Racial diversity will disappear as either race mixing or genocide will take place. But the idea of deporting or murdering all non-white Americans is horrific. Many have been here at least as long as the whites, and have done as much to build our country. The best solution to this for now would be to divide America into a confederacy of territories with at least one territory for each race. This physical separation would nearly eliminate race mixing and improve social unity by granting each race self-determination within their respective territory(s).
Okaaaaay…we have a nice padded room for you now, just take these pretty pills.
But again, this doesn’t ring of Trump: it is more similar to the resurgent racial segregationists among black students on college campuses.

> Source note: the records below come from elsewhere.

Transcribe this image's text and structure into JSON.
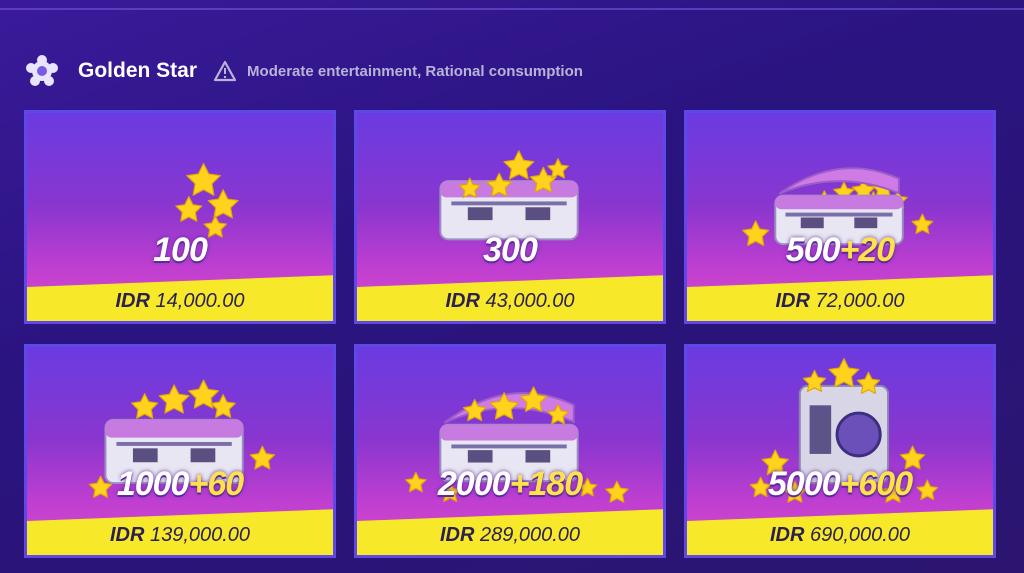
{
  "header": {
    "title": "Golden Star",
    "notice": "Moderate entertainment, Rational consumption"
  },
  "colors": {
    "accent_yellow": "#f7e92a",
    "card_border": "#5e49e8",
    "bonus_text": "#ffe14a"
  },
  "packages": [
    {
      "amount": "100",
      "bonus": "",
      "currency": "IDR",
      "price": "14,000.00",
      "icon": "star-cluster-small"
    },
    {
      "amount": "300",
      "bonus": "",
      "currency": "IDR",
      "price": "43,000.00",
      "icon": "star-box"
    },
    {
      "amount": "500",
      "bonus": "+20",
      "currency": "IDR",
      "price": "72,000.00",
      "icon": "star-open-box"
    },
    {
      "amount": "1000",
      "bonus": "+60",
      "currency": "IDR",
      "price": "139,000.00",
      "icon": "star-large-box"
    },
    {
      "amount": "2000",
      "bonus": "+180",
      "currency": "IDR",
      "price": "289,000.00",
      "icon": "star-open-chest"
    },
    {
      "amount": "5000",
      "bonus": "+600",
      "currency": "IDR",
      "price": "690,000.00",
      "icon": "star-safe"
    }
  ]
}
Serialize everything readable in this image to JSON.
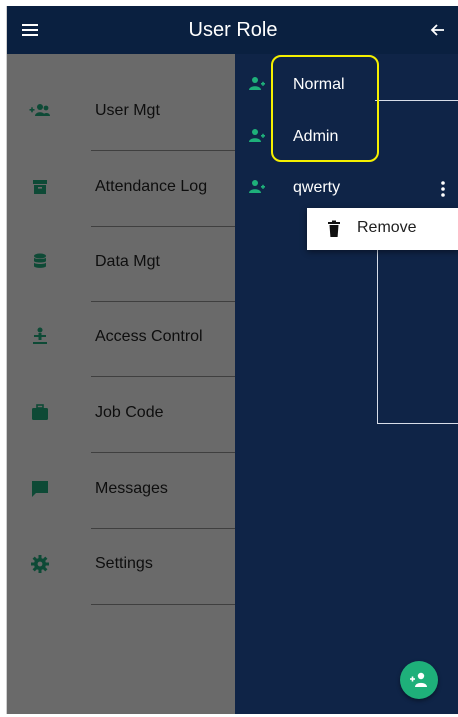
{
  "header": {
    "title": "User Role",
    "menu_icon": "hamburger-menu-icon",
    "back_icon": "arrow-left-icon"
  },
  "roles": [
    {
      "label": "Normal",
      "icon": "user-group-icon"
    },
    {
      "label": "Admin",
      "icon": "user-group-icon"
    },
    {
      "label": "qwerty",
      "icon": "user-group-icon"
    }
  ],
  "context_menu": {
    "remove_label": "Remove",
    "remove_icon": "trash-icon"
  },
  "drawer": {
    "items": [
      {
        "label": "User Mgt",
        "icon": "add-users-icon"
      },
      {
        "label": "Attendance Log",
        "icon": "archive-box-icon"
      },
      {
        "label": "Data Mgt",
        "icon": "database-icon"
      },
      {
        "label": "Access Control",
        "icon": "person-access-icon"
      },
      {
        "label": "Job Code",
        "icon": "briefcase-icon"
      },
      {
        "label": "Messages",
        "icon": "message-icon"
      },
      {
        "label": "Settings",
        "icon": "gear-icon"
      }
    ]
  },
  "fab": {
    "icon": "add-user-icon"
  },
  "colors": {
    "app_bar": "#0a2040",
    "content_bg": "#0f2447",
    "accent_green": "#1eb07a",
    "highlight_yellow": "#f5f000",
    "drawer_dimmed": "#6a6a6a"
  }
}
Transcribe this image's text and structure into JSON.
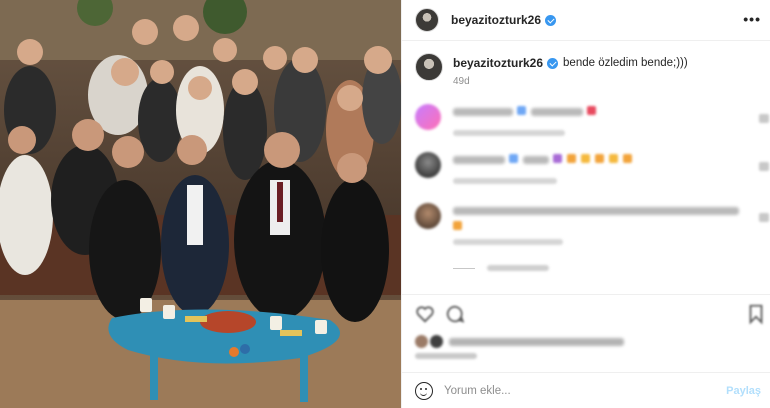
{
  "post": {
    "username": "beyazitozturk26",
    "verified": true,
    "more_icon": "more-horizontal-icon"
  },
  "caption": {
    "username": "beyazitozturk26",
    "text": "bende özledim bende;)))",
    "time": "49d"
  },
  "comments": [
    {
      "blurred": true,
      "accent_colors": [
        "#6fa7f5",
        "#e84a5f"
      ]
    },
    {
      "blurred": true,
      "accent_colors": [
        "#6fa7f5",
        "#a86bd6",
        "#f2a33a",
        "#f5b93d"
      ]
    },
    {
      "blurred": true,
      "accent_colors": [
        "#f2a33a"
      ]
    }
  ],
  "actions": {
    "icons": [
      "heart-icon",
      "comment-icon",
      "bookmark-icon"
    ]
  },
  "add_comment": {
    "placeholder": "Yorum ekle...",
    "post_label": "Paylaş"
  },
  "colors": {
    "verified_blue": "#3897f0",
    "post_button_disabled": "#b2dffc",
    "muted_text": "#8e8e8e",
    "border": "#efefef"
  }
}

In summary and conclusion, the assertions by pundits and democrats that the rhetoric of President Trump did or could have triggered this articulate lunatic is a complete and vicious fabrication, enabled in part by efforts to make it as difficult for members of the public to read the document themselves. The shooter, like the sniper who shot Rep Scalise, is more philosophically aligned with Democratic and progressive talking points than anything the President says, believes, or advocates. He just believes that killing people is a terrific policy, and neither the Democrats nor the President advocate that.
Addendum: Yes, it is true that both President Trump and the shooter use the term “invasion,” and to many critics this single convergence is sufficient to claim that the President is “responsible” for the El Paso shooting. “Invasion” is a word, not a theory or a philosophy, and the two apply it differently. President Trump has used it to describe illegal immigration, for which it is a defensible, if inflammatory, description.
Describing legal immigration as an invasion is not defensible—invasions are not legal—and is materially different. Ironically, it is the President’s foes, who intentionally refuse to distinguish between the validity of illegal and legal immigration—just like the shooter!—who have spread the lie that the President has called immigration itself “an invasion.”